This literature review on the co-responder team model presents currently available reports on preliminary data on the collaborative crisis response model, or co-responder team model, which pairs police officers with trained mental health professionals.

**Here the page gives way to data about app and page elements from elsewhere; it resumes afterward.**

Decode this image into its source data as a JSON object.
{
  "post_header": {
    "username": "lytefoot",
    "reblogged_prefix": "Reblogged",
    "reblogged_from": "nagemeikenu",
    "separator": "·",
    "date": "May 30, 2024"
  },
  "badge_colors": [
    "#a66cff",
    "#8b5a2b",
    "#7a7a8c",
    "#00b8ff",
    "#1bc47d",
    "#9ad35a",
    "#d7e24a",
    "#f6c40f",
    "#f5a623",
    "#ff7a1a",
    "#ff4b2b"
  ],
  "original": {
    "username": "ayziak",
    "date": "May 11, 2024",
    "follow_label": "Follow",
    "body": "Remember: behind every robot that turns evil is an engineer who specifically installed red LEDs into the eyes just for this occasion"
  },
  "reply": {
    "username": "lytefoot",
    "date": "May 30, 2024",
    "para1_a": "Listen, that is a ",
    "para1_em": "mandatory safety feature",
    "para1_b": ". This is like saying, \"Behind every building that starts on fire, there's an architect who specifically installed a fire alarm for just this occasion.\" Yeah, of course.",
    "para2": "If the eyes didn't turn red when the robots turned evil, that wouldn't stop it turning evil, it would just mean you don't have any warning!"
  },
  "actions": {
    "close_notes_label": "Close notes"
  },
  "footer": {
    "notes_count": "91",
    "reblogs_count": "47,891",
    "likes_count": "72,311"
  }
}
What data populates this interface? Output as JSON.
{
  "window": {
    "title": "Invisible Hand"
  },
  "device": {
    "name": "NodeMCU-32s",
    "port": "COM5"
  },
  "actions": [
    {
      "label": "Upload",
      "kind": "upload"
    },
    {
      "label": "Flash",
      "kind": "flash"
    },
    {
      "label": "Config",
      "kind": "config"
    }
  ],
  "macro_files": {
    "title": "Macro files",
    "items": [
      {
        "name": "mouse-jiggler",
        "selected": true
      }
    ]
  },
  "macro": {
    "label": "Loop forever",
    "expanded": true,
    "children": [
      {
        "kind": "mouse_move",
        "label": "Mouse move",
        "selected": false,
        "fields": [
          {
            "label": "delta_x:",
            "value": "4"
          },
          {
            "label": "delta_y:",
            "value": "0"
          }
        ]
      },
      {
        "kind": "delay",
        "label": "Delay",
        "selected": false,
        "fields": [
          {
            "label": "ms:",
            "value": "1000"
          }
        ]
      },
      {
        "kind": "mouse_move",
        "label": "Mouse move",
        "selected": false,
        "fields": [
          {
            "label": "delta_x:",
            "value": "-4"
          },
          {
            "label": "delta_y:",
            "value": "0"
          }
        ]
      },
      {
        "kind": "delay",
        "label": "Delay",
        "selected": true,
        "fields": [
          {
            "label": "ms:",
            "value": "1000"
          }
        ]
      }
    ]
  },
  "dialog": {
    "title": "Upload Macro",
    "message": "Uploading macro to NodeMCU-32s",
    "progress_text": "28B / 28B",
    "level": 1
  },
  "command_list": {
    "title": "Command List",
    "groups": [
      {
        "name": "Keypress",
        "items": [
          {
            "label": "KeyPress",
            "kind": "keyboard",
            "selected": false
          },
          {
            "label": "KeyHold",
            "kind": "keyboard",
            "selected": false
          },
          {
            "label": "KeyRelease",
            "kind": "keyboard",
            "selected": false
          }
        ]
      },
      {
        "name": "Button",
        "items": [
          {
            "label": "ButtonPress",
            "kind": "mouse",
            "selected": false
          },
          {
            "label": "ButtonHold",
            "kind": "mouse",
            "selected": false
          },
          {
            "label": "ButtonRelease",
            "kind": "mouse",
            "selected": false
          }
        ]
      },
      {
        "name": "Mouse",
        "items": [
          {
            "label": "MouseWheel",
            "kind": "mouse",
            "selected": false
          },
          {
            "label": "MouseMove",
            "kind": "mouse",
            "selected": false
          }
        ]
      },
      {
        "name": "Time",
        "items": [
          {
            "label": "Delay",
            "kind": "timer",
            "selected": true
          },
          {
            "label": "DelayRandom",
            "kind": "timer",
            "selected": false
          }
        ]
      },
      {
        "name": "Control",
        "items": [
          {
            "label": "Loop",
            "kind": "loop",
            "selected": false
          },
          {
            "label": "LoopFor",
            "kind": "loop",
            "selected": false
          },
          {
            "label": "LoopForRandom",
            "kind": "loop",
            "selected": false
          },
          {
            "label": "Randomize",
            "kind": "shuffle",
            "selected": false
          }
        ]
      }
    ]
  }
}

This paper reviews preliminary evidence on the co-responder team model, which is a police-based intervention that pairs trained police officers with mental health professionals to respond to incidents involving individuals experiencing behavioral health crisis. The research review is divided into four sections, examining the implementation and impact of co-responder team programs across several communities. The four sections include the definition and implementation of the co-responder team model; the impact of co-responder team programs on individuals in crisis, criminal justice system, and healthcare system; stakeholders’ perceptions of co-responder team programs and opinions on the elements that make the programs successful, and implications for future research and practice. The information presented in this research review show promising effects of the response model in enhancing crisis de-escalation; increasing individuals’ connection to services; reducing pressure on the criminal justice system by reducing arrests and time spent by officers in service calls; reducing pressure on the healthcare system; and promoting cost-effectiveness. The authors do note, however, that the use of this response model across communities has resulted in substantial variation in the definition and delivery of co-responder team programs, in many cases as a result of efforts to tailor the co-response to the specific needs of the communities. This makes it difficult to systematically assess the intervention’s effects. Resource constraints including access to funding, staff, equipment, and behavioral health services also play a role in the co-responder team approach.